**Records drawn from a dataset**
---*---

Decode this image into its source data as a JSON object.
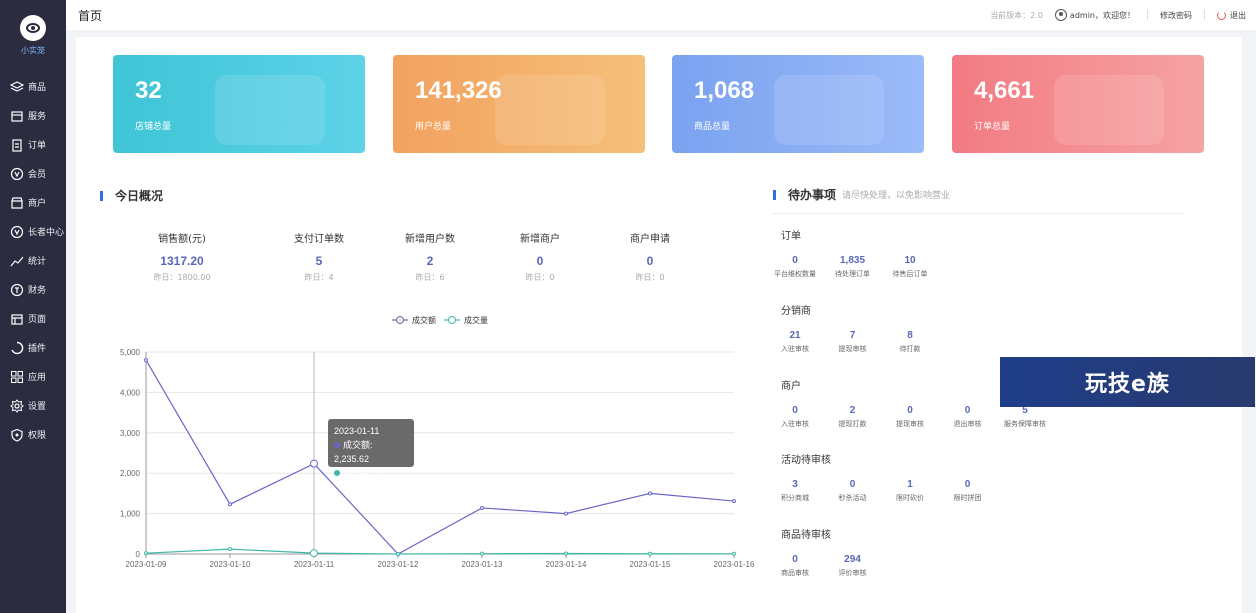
{
  "brand": {
    "name": "小实笼"
  },
  "sidebar": {
    "items": [
      {
        "label": "商品",
        "icon": "layers-icon"
      },
      {
        "label": "服务",
        "icon": "box-icon"
      },
      {
        "label": "订单",
        "icon": "clipboard-icon"
      },
      {
        "label": "会员",
        "icon": "vip-icon"
      },
      {
        "label": "商户",
        "icon": "store-icon"
      },
      {
        "label": "长者中心",
        "icon": "vip-icon"
      },
      {
        "label": "统计",
        "icon": "chart-line-icon"
      },
      {
        "label": "财务",
        "icon": "coin-icon"
      },
      {
        "label": "页面",
        "icon": "page-icon"
      },
      {
        "label": "插件",
        "icon": "plugin-icon"
      },
      {
        "label": "应用",
        "icon": "apps-icon"
      },
      {
        "label": "设置",
        "icon": "gear-icon"
      },
      {
        "label": "权限",
        "icon": "shield-icon"
      }
    ]
  },
  "header": {
    "title": "首页",
    "version": "当前版本：2.0",
    "user": "admin，欢迎您！",
    "change_password": "修改密码",
    "logout": "退出"
  },
  "cards": [
    {
      "value": "32",
      "label": "店铺总量"
    },
    {
      "value": "141,326",
      "label": "用户总量"
    },
    {
      "value": "1,068",
      "label": "商品总量"
    },
    {
      "value": "4,661",
      "label": "订单总量"
    }
  ],
  "today": {
    "title": "今日概况",
    "stats": [
      {
        "title": "销售额(元)",
        "value": "1317.20",
        "yesterday": "昨日：1800.00"
      },
      {
        "title": "支付订单数",
        "value": "5",
        "yesterday": "昨日：4"
      },
      {
        "title": "新增用户数",
        "value": "2",
        "yesterday": "昨日：6"
      },
      {
        "title": "新增商户",
        "value": "0",
        "yesterday": "昨日：0"
      },
      {
        "title": "商户申请",
        "value": "0",
        "yesterday": "昨日：0"
      }
    ]
  },
  "chart_data": {
    "type": "line",
    "x": [
      "2023-01-09",
      "2023-01-10",
      "2023-01-11",
      "2023-01-12",
      "2023-01-13",
      "2023-01-14",
      "2023-01-15",
      "2023-01-16"
    ],
    "series": [
      {
        "name": "成交额",
        "color": "#6a66c6",
        "values": [
          4800,
          1230,
          2235.62,
          0,
          1140,
          1000,
          1500,
          1310
        ]
      },
      {
        "name": "成交量",
        "color": "#3fb7a8",
        "values": [
          20,
          120,
          22,
          0,
          8,
          12,
          6,
          5
        ]
      }
    ],
    "yticks": [
      "0",
      "1,000",
      "2,000",
      "3,000",
      "4,000",
      "5,000"
    ],
    "ylim": [
      0,
      5000
    ],
    "legend": "top-center",
    "grid": true
  },
  "tooltip": {
    "date": "2023-01-11",
    "line1": "成交额: 2,235.62",
    "line2": "成交量: 22"
  },
  "todo": {
    "title": "待办事项",
    "subtitle": "请尽快处理，以免影响营业",
    "groups": [
      {
        "title": "订单",
        "items": [
          {
            "value": "0",
            "label": "平台维权数量"
          },
          {
            "value": "1,835",
            "label": "待处理订单"
          },
          {
            "value": "10",
            "label": "待售后订单"
          }
        ]
      },
      {
        "title": "分销商",
        "items": [
          {
            "value": "21",
            "label": "入驻审核"
          },
          {
            "value": "7",
            "label": "提现审核"
          },
          {
            "value": "8",
            "label": "待打款"
          }
        ]
      },
      {
        "title": "商户",
        "items": [
          {
            "value": "0",
            "label": "入驻审核"
          },
          {
            "value": "2",
            "label": "提现打款"
          },
          {
            "value": "0",
            "label": "提现审核"
          },
          {
            "value": "0",
            "label": "退出审核"
          },
          {
            "value": "5",
            "label": "服务保障审核"
          }
        ]
      },
      {
        "title": "活动待审核",
        "items": [
          {
            "value": "3",
            "label": "积分商城"
          },
          {
            "value": "0",
            "label": "秒杀活动"
          },
          {
            "value": "1",
            "label": "限时砍价"
          },
          {
            "value": "0",
            "label": "限时拼团"
          }
        ]
      },
      {
        "title": "商品待审核",
        "items": [
          {
            "value": "0",
            "label": "商品审核"
          },
          {
            "value": "294",
            "label": "评价审核"
          }
        ]
      }
    ]
  },
  "watermark": "玩技e族"
}
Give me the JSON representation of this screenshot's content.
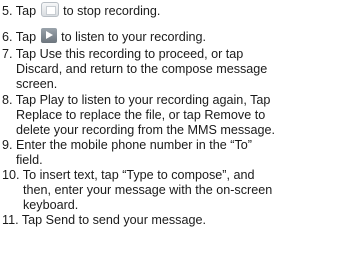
{
  "steps": [
    {
      "number": "5.",
      "before_icon": "Tap",
      "icon": "stop-icon",
      "after_icon": "to stop recording."
    },
    {
      "number": "6.",
      "before_icon": "Tap",
      "icon": "play-icon",
      "after_icon": "to listen to your recording."
    },
    {
      "number": "7.",
      "lines": [
        "Tap Use this recording to proceed, or tap",
        "Discard, and return to the compose message",
        "screen."
      ]
    },
    {
      "number": "8.",
      "lines": [
        "Tap Play to listen to your recording again, Tap",
        "Replace to replace the file, or tap Remove to",
        "delete your recording from the MMS message."
      ]
    },
    {
      "number": "9.",
      "lines": [
        "Enter the mobile phone number in the “To”",
        "field."
      ]
    },
    {
      "number": "10.",
      "lines": [
        "To insert text, tap “Type to compose”, and",
        "then, enter your message with the on-screen",
        "keyboard."
      ]
    },
    {
      "number": "11.",
      "lines": [
        "Tap Send to send your message."
      ]
    }
  ]
}
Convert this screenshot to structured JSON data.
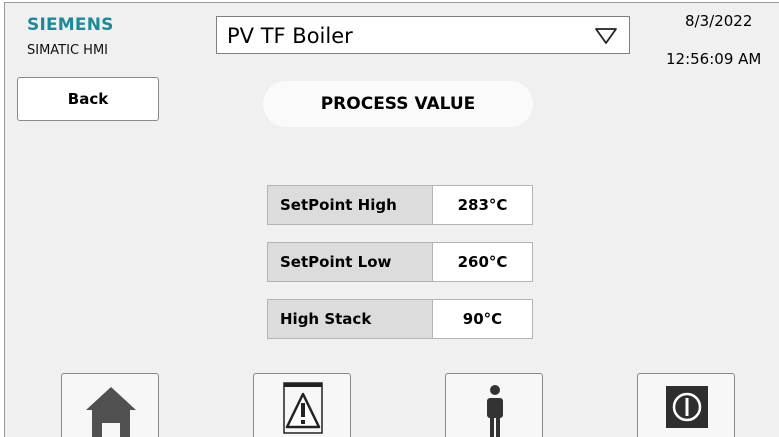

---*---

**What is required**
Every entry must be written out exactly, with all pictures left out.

**Solution to the exercise**
Decode this image into its source data as a JSON object.
{
  "brand": {
    "name": "小实笼"
  },
  "sidebar": {
    "items": [
      {
        "label": "商品",
        "icon": "layers-icon"
      },
      {
        "label": "服务",
        "icon": "box-icon"
      },
      {
        "label": "订单",
        "icon": "clipboard-icon"
      },
      {
        "label": "会员",
        "icon": "vip-icon"
      },
      {
        "label": "商户",
        "icon": "store-icon"
      },
      {
        "label": "长者中心",
        "icon": "vip-icon"
      },
      {
        "label": "统计",
        "icon": "chart-line-icon"
      },
      {
        "label": "财务",
        "icon": "coin-icon"
      },
      {
        "label": "页面",
        "icon": "page-icon"
      },
      {
        "label": "插件",
        "icon": "plugin-icon"
      },
      {
        "label": "应用",
        "icon": "apps-icon"
      },
      {
        "label": "设置",
        "icon": "gear-icon"
      },
      {
        "label": "权限",
        "icon": "shield-icon"
      }
    ]
  },
  "header": {
    "title": "首页",
    "version": "当前版本：2.0",
    "user": "admin，欢迎您！",
    "change_password": "修改密码",
    "logout": "退出"
  },
  "cards": [
    {
      "value": "32",
      "label": "店铺总量"
    },
    {
      "value": "141,326",
      "label": "用户总量"
    },
    {
      "value": "1,068",
      "label": "商品总量"
    },
    {
      "value": "4,661",
      "label": "订单总量"
    }
  ],
  "today": {
    "title": "今日概况",
    "stats": [
      {
        "title": "销售额(元)",
        "value": "1317.20",
        "yesterday": "昨日：1800.00"
      },
      {
        "title": "支付订单数",
        "value": "5",
        "yesterday": "昨日：4"
      },
      {
        "title": "新增用户数",
        "value": "2",
        "yesterday": "昨日：6"
      },
      {
        "title": "新增商户",
        "value": "0",
        "yesterday": "昨日：0"
      },
      {
        "title": "商户申请",
        "value": "0",
        "yesterday": "昨日：0"
      }
    ]
  },
  "chart_data": {
    "type": "line",
    "x": [
      "2023-01-09",
      "2023-01-10",
      "2023-01-11",
      "2023-01-12",
      "2023-01-13",
      "2023-01-14",
      "2023-01-15",
      "2023-01-16"
    ],
    "series": [
      {
        "name": "成交额",
        "color": "#6a66c6",
        "values": [
          4800,
          1230,
          2235.62,
          0,
          1140,
          1000,
          1500,
          1310
        ]
      },
      {
        "name": "成交量",
        "color": "#3fb7a8",
        "values": [
          20,
          120,
          22,
          0,
          8,
          12,
          6,
          5
        ]
      }
    ],
    "yticks": [
      "0",
      "1,000",
      "2,000",
      "3,000",
      "4,000",
      "5,000"
    ],
    "ylim": [
      0,
      5000
    ],
    "legend": "top-center",
    "grid": true
  },
  "tooltip": {
    "date": "2023-01-11",
    "line1": "成交额: 2,235.62",
    "line2": "成交量: 22"
  },
  "todo": {
    "title": "待办事项",
    "subtitle": "请尽快处理，以免影响营业",
    "groups": [
      {
        "title": "订单",
        "items": [
          {
            "value": "0",
            "label": "平台维权数量"
          },
          {
            "value": "1,835",
            "label": "待处理订单"
          },
          {
            "value": "10",
            "label": "待售后订单"
          }
        ]
      },
      {
        "title": "分销商",
        "items": [
          {
            "value": "21",
            "label": "入驻审核"
          },
          {
            "value": "7",
            "label": "提现审核"
          },
          {
            "value": "8",
            "label": "待打款"
          }
        ]
      },
      {
        "title": "商户",
        "items": [
          {
            "value": "0",
            "label": "入驻审核"
          },
          {
            "value": "2",
            "label": "提现打款"
          },
          {
            "value": "0",
            "label": "提现审核"
          },
          {
            "value": "0",
            "label": "退出审核"
          },
          {
            "value": "5",
            "label": "服务保障审核"
          }
        ]
      },
      {
        "title": "活动待审核",
        "items": [
          {
            "value": "3",
            "label": "积分商城"
          },
          {
            "value": "0",
            "label": "秒杀活动"
          },
          {
            "value": "1",
            "label": "限时砍价"
          },
          {
            "value": "0",
            "label": "限时拼团"
          }
        ]
      },
      {
        "title": "商品待审核",
        "items": [
          {
            "value": "0",
            "label": "商品审核"
          },
          {
            "value": "294",
            "label": "评价审核"
          }
        ]
      }
    ]
  },
  "watermark": "玩技e族"
}
Give me the JSON representation of this screenshot's content.
{
  "steps": [
    {
      "number": "5.",
      "before_icon": "Tap",
      "icon": "stop-icon",
      "after_icon": "to stop recording."
    },
    {
      "number": "6.",
      "before_icon": "Tap",
      "icon": "play-icon",
      "after_icon": "to listen to your recording."
    },
    {
      "number": "7.",
      "lines": [
        "Tap Use this recording to proceed, or tap",
        "Discard, and return to the compose message",
        "screen."
      ]
    },
    {
      "number": "8.",
      "lines": [
        "Tap Play to listen to your recording again, Tap",
        "Replace to replace the file, or tap Remove to",
        "delete your recording from the MMS message."
      ]
    },
    {
      "number": "9.",
      "lines": [
        "Enter the mobile phone number in the “To”",
        "field."
      ]
    },
    {
      "number": "10.",
      "lines": [
        "To insert text, tap “Type to compose”, and",
        "then, enter your message with the on-screen",
        "keyboard."
      ]
    },
    {
      "number": "11.",
      "lines": [
        "Tap Send to send your message."
      ]
    }
  ]
}
Convert this screenshot to structured JSON data.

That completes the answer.